- Eunice Odio
The Hidden Presence
The Fire’s Journey
Volume 2: The Creation of Myself
By Eunice Odio
Translated by Keith Ekiss with Sonia P. Ticas and Mauicio Espinoza
A review by Christopher Bernard
There is a compulsive uneasiness to being a poet in the contemporary world. He (or she) has little place in a society that only respects makers of goods or providers of services that can “turn a profit.”
But poetry has little place in a market economy; neither the work itself nor any way of presenting it can make enough money to provide a poet with even a modest living, let alone anything like a fortune for himself or his publisher. And, as we all know by now, if your creativity can’t leverage you, at the very least, a few million in investments, with a hundred mill in loans, for the transparency of a billion in mid-term prospect (a modest enough ambition in the world of globalized twenty-first century capitalism), what real value does it have?

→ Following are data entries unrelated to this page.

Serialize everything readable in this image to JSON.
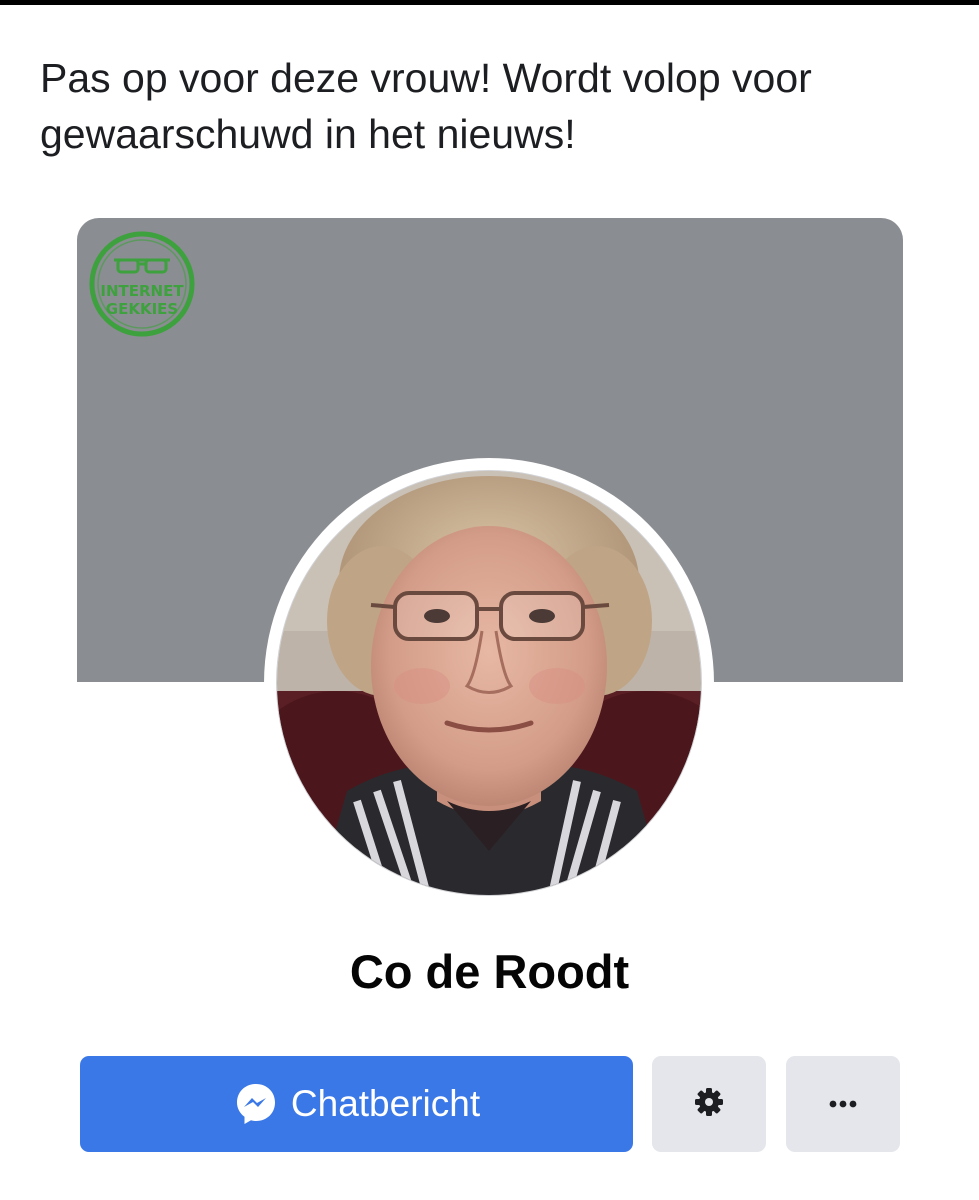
{
  "post": {
    "text": "Pas op voor deze vrouw! Wordt volop voor gewaarschuwd in het nieuws!"
  },
  "watermark": {
    "line1": "INTERNET",
    "line2": "GEKKIES",
    "color": "#3da13d"
  },
  "profile": {
    "name": "Co de Roodt",
    "cover_color": "#8a8d91"
  },
  "actions": {
    "message_label": "Chatbericht",
    "message_color": "#3b78e7",
    "settings_icon": "gear-icon",
    "more_icon": "more-dots-icon"
  }
}
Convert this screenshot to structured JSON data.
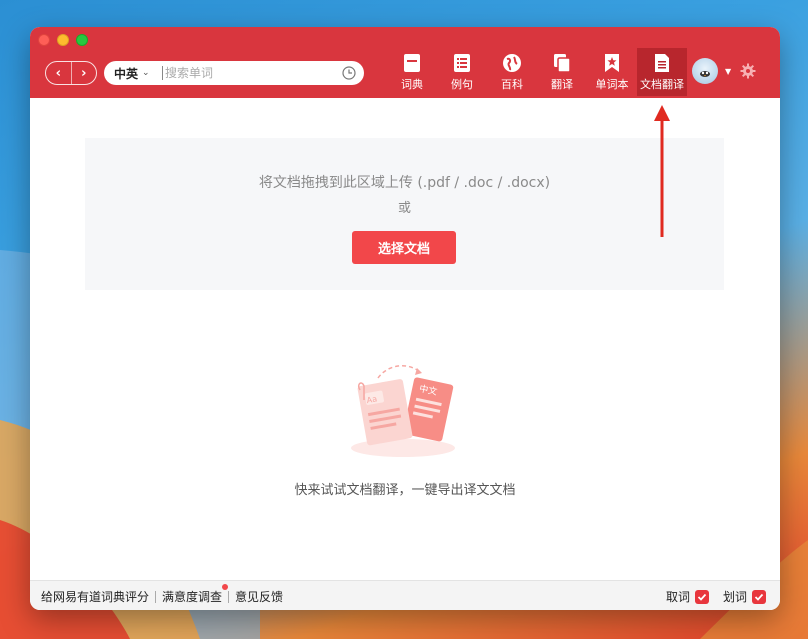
{
  "window": {
    "accent_color": "#d9363e"
  },
  "toolbar": {
    "back_label": "‹",
    "forward_label": "›",
    "language": "中英",
    "search_placeholder": "搜索单词",
    "tools": [
      {
        "label": "词典",
        "icon": "book-icon"
      },
      {
        "label": "例句",
        "icon": "list-icon"
      },
      {
        "label": "百科",
        "icon": "globe-icon"
      },
      {
        "label": "翻译",
        "icon": "copy-icon"
      },
      {
        "label": "单词本",
        "icon": "bookmark-star-icon"
      },
      {
        "label": "文档翻译",
        "icon": "document-icon",
        "active": true
      }
    ]
  },
  "dropzone": {
    "hint": "将文档拖拽到此区域上传 (.pdf / .doc / .docx)",
    "or": "或",
    "button_label": "选择文档"
  },
  "illustration": {
    "left_card_text": "Aa",
    "right_card_text": "中文"
  },
  "promo_text": "快来试试文档翻译，一键导出译文文档",
  "footer": {
    "rate_label": "给网易有道词典评分",
    "survey_label": "满意度调查",
    "feedback_label": "意见反馈",
    "toggle_lookup_label": "取词",
    "toggle_select_label": "划词",
    "toggle_lookup_checked": true,
    "toggle_select_checked": true
  }
}
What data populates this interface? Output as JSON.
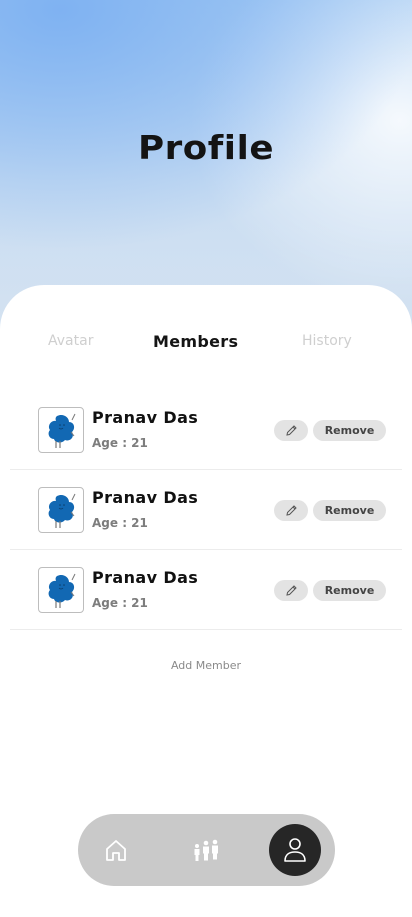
{
  "header": {
    "title": "Profile"
  },
  "tabs": [
    {
      "label": "Avatar",
      "active": false
    },
    {
      "label": "Members",
      "active": true
    },
    {
      "label": "History",
      "active": false
    }
  ],
  "members": [
    {
      "name": "Pranav Das",
      "age": "Age : 21",
      "edit_icon": "pencil-icon",
      "remove_label": "Remove",
      "avatar_icon": "blob-character-avatar"
    },
    {
      "name": "Pranav Das",
      "age": "Age : 21",
      "edit_icon": "pencil-icon",
      "remove_label": "Remove",
      "avatar_icon": "blob-character-avatar"
    },
    {
      "name": "Pranav Das",
      "age": "Age : 21",
      "edit_icon": "pencil-icon",
      "remove_label": "Remove",
      "avatar_icon": "blob-character-avatar"
    }
  ],
  "add_member_label": "Add Member",
  "bottom_nav": {
    "items": [
      {
        "icon": "home-icon",
        "active": false
      },
      {
        "icon": "family-icon",
        "active": false
      },
      {
        "icon": "person-icon",
        "active": true
      }
    ]
  },
  "colors": {
    "avatar_blue": "#1268b3",
    "active_nav": "#262626",
    "nav_bar": "#c9c9c9",
    "button_bg": "#e3e3e3"
  }
}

Because to be a poet in the modern world means knowingly and deliberately to choose a life of almost indecent poverty, or at best a tight little corner in the dwindling middle class doing something that does not deprive the poet of the time, energy and emotional and intellectual freedom to make the poetry that gives his life meaning. Poets keep the wolf from the door by doing something—anything—else.

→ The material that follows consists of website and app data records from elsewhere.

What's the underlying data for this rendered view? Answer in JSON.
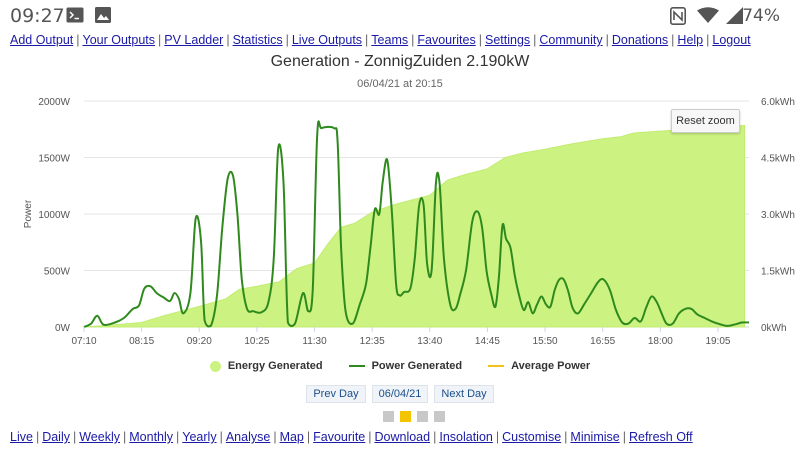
{
  "status_bar": {
    "time": "09:27",
    "battery": "74%",
    "left_icons": [
      "terminal-icon",
      "image-icon"
    ],
    "right_icons": [
      "nfc-icon",
      "wifi-icon",
      "signal-icon"
    ]
  },
  "top_nav": [
    "Add Output",
    "Your Outputs",
    "PV Ladder",
    "Statistics",
    "Live Outputs",
    "Teams",
    "Favourites",
    "Settings",
    "Community",
    "Donations",
    "Help",
    "Logout"
  ],
  "chart": {
    "title": "Generation - ZonnigZuiden 2.190kW",
    "subtitle": "06/04/21 at 20:15",
    "reset_zoom_label": "Reset zoom",
    "legend": [
      "Energy Generated",
      "Power Generated",
      "Average Power"
    ]
  },
  "chart_data": {
    "type": "area",
    "x_ticks": [
      "07:10",
      "08:15",
      "09:20",
      "10:25",
      "11:30",
      "12:35",
      "13:40",
      "14:45",
      "15:50",
      "16:55",
      "18:00",
      "19:05"
    ],
    "y_left": {
      "title": "Power",
      "ticks": [
        "0W",
        "500W",
        "1000W",
        "1500W",
        "2000W"
      ],
      "range": [
        0,
        2000
      ]
    },
    "y_right": {
      "ticks": [
        "0kWh",
        "1.5kWh",
        "3.0kWh",
        "4.5kWh",
        "6.0kWh"
      ],
      "range": [
        0,
        6.0
      ]
    },
    "colors": {
      "energy": "#ccf281",
      "energy_stroke": "#c2ec73",
      "power": "#2f8a1e",
      "average": "#f0c419"
    },
    "energy_series": {
      "name": "Energy Generated",
      "unit": "kWh",
      "points": [
        [
          "07:10",
          0.0
        ],
        [
          "07:40",
          0.05
        ],
        [
          "08:15",
          0.12
        ],
        [
          "08:40",
          0.3
        ],
        [
          "09:20",
          0.55
        ],
        [
          "09:50",
          0.75
        ],
        [
          "10:05",
          1.0
        ],
        [
          "10:25",
          1.08
        ],
        [
          "10:50",
          1.2
        ],
        [
          "11:10",
          1.55
        ],
        [
          "11:30",
          1.7
        ],
        [
          "11:45",
          2.2
        ],
        [
          "12:00",
          2.65
        ],
        [
          "12:15",
          2.75
        ],
        [
          "12:35",
          3.05
        ],
        [
          "13:00",
          3.25
        ],
        [
          "13:40",
          3.5
        ],
        [
          "14:00",
          3.9
        ],
        [
          "14:20",
          4.05
        ],
        [
          "14:45",
          4.2
        ],
        [
          "15:05",
          4.5
        ],
        [
          "15:25",
          4.62
        ],
        [
          "15:50",
          4.72
        ],
        [
          "16:20",
          4.86
        ],
        [
          "16:55",
          5.0
        ],
        [
          "17:15",
          5.05
        ],
        [
          "17:30",
          5.15
        ],
        [
          "18:00",
          5.2
        ],
        [
          "18:30",
          5.25
        ],
        [
          "19:05",
          5.32
        ],
        [
          "19:35",
          5.35
        ]
      ]
    },
    "power_series": {
      "name": "Power Generated",
      "unit": "W",
      "points": [
        [
          "07:10",
          0
        ],
        [
          "07:18",
          30
        ],
        [
          "07:25",
          100
        ],
        [
          "07:32",
          20
        ],
        [
          "07:45",
          40
        ],
        [
          "07:55",
          80
        ],
        [
          "08:05",
          160
        ],
        [
          "08:12",
          190
        ],
        [
          "08:18",
          340
        ],
        [
          "08:25",
          360
        ],
        [
          "08:32",
          300
        ],
        [
          "08:40",
          260
        ],
        [
          "08:47",
          230
        ],
        [
          "08:52",
          300
        ],
        [
          "08:57",
          250
        ],
        [
          "09:02",
          120
        ],
        [
          "09:10",
          300
        ],
        [
          "09:16",
          960
        ],
        [
          "09:22",
          760
        ],
        [
          "09:26",
          60
        ],
        [
          "09:33",
          10
        ],
        [
          "09:40",
          280
        ],
        [
          "09:46",
          880
        ],
        [
          "09:52",
          1310
        ],
        [
          "09:58",
          1340
        ],
        [
          "10:03",
          1000
        ],
        [
          "10:08",
          420
        ],
        [
          "10:14",
          160
        ],
        [
          "10:21",
          140
        ],
        [
          "10:30",
          130
        ],
        [
          "10:38",
          220
        ],
        [
          "10:44",
          600
        ],
        [
          "10:49",
          1580
        ],
        [
          "10:55",
          1280
        ],
        [
          "11:00",
          40
        ],
        [
          "11:08",
          30
        ],
        [
          "11:17",
          300
        ],
        [
          "11:23",
          140
        ],
        [
          "11:28",
          340
        ],
        [
          "11:33",
          1700
        ],
        [
          "11:38",
          1760
        ],
        [
          "11:52",
          1760
        ],
        [
          "11:56",
          1640
        ],
        [
          "12:00",
          700
        ],
        [
          "12:05",
          140
        ],
        [
          "12:13",
          30
        ],
        [
          "12:21",
          200
        ],
        [
          "12:28",
          380
        ],
        [
          "12:33",
          700
        ],
        [
          "12:38",
          1040
        ],
        [
          "12:43",
          1000
        ],
        [
          "12:47",
          1290
        ],
        [
          "12:52",
          1480
        ],
        [
          "12:57",
          1040
        ],
        [
          "13:02",
          380
        ],
        [
          "13:06",
          280
        ],
        [
          "13:11",
          310
        ],
        [
          "13:18",
          340
        ],
        [
          "13:23",
          600
        ],
        [
          "13:28",
          1080
        ],
        [
          "13:33",
          1080
        ],
        [
          "13:37",
          560
        ],
        [
          "13:42",
          500
        ],
        [
          "13:47",
          1280
        ],
        [
          "13:51",
          1270
        ],
        [
          "13:56",
          600
        ],
        [
          "14:03",
          200
        ],
        [
          "14:09",
          160
        ],
        [
          "14:14",
          280
        ],
        [
          "14:21",
          510
        ],
        [
          "14:28",
          940
        ],
        [
          "14:34",
          1020
        ],
        [
          "14:39",
          880
        ],
        [
          "14:44",
          500
        ],
        [
          "14:49",
          300
        ],
        [
          "14:54",
          180
        ],
        [
          "14:58",
          450
        ],
        [
          "15:02",
          900
        ],
        [
          "15:06",
          780
        ],
        [
          "15:11",
          700
        ],
        [
          "15:16",
          450
        ],
        [
          "15:21",
          270
        ],
        [
          "15:26",
          150
        ],
        [
          "15:31",
          220
        ],
        [
          "15:36",
          120
        ],
        [
          "15:41",
          200
        ],
        [
          "15:46",
          270
        ],
        [
          "15:51",
          200
        ],
        [
          "15:56",
          180
        ],
        [
          "16:01",
          330
        ],
        [
          "16:06",
          420
        ],
        [
          "16:11",
          420
        ],
        [
          "16:16",
          320
        ],
        [
          "16:21",
          170
        ],
        [
          "16:27",
          120
        ],
        [
          "16:34",
          200
        ],
        [
          "16:42",
          300
        ],
        [
          "16:50",
          400
        ],
        [
          "16:56",
          420
        ],
        [
          "17:03",
          330
        ],
        [
          "17:10",
          150
        ],
        [
          "17:17",
          40
        ],
        [
          "17:24",
          30
        ],
        [
          "17:31",
          80
        ],
        [
          "17:38",
          50
        ],
        [
          "17:44",
          170
        ],
        [
          "17:50",
          270
        ],
        [
          "17:56",
          220
        ],
        [
          "18:01",
          130
        ],
        [
          "18:07",
          30
        ],
        [
          "18:14",
          30
        ],
        [
          "18:21",
          120
        ],
        [
          "18:28",
          160
        ],
        [
          "18:35",
          160
        ],
        [
          "18:42",
          110
        ],
        [
          "18:50",
          80
        ],
        [
          "18:58",
          50
        ],
        [
          "19:05",
          30
        ],
        [
          "19:15",
          10
        ],
        [
          "19:23",
          20
        ],
        [
          "19:32",
          40
        ],
        [
          "19:40",
          40
        ]
      ]
    },
    "average_series": {
      "name": "Average Power",
      "points": []
    }
  },
  "day_nav": {
    "prev_label": "Prev Day",
    "date_label": "06/04/21",
    "next_label": "Next Day",
    "page_dots": 4,
    "active_dot": 1
  },
  "bottom_nav": [
    "Live",
    "Daily",
    "Weekly",
    "Monthly",
    "Yearly",
    "Analyse",
    "Map",
    "Favourite",
    "Download",
    "Insolation",
    "Customise",
    "Minimise",
    "Refresh Off"
  ]
}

In even the recent past, the respectable poverty of the poet was mitigated by respect, even fame: the poet was the voice of his people, of their hopes, loves, defeats, victories, during the great period of nationalism of the nineteenth and early twentieth centuries. The poet wrote his people’s love songs, laments, elegies, odes, satires, lampoons, manifestoes, gibes. People loved and admired their poets; they quoted favorite poems to themselves for pleasure and consolation. They found in poems the words they could not find for themselves.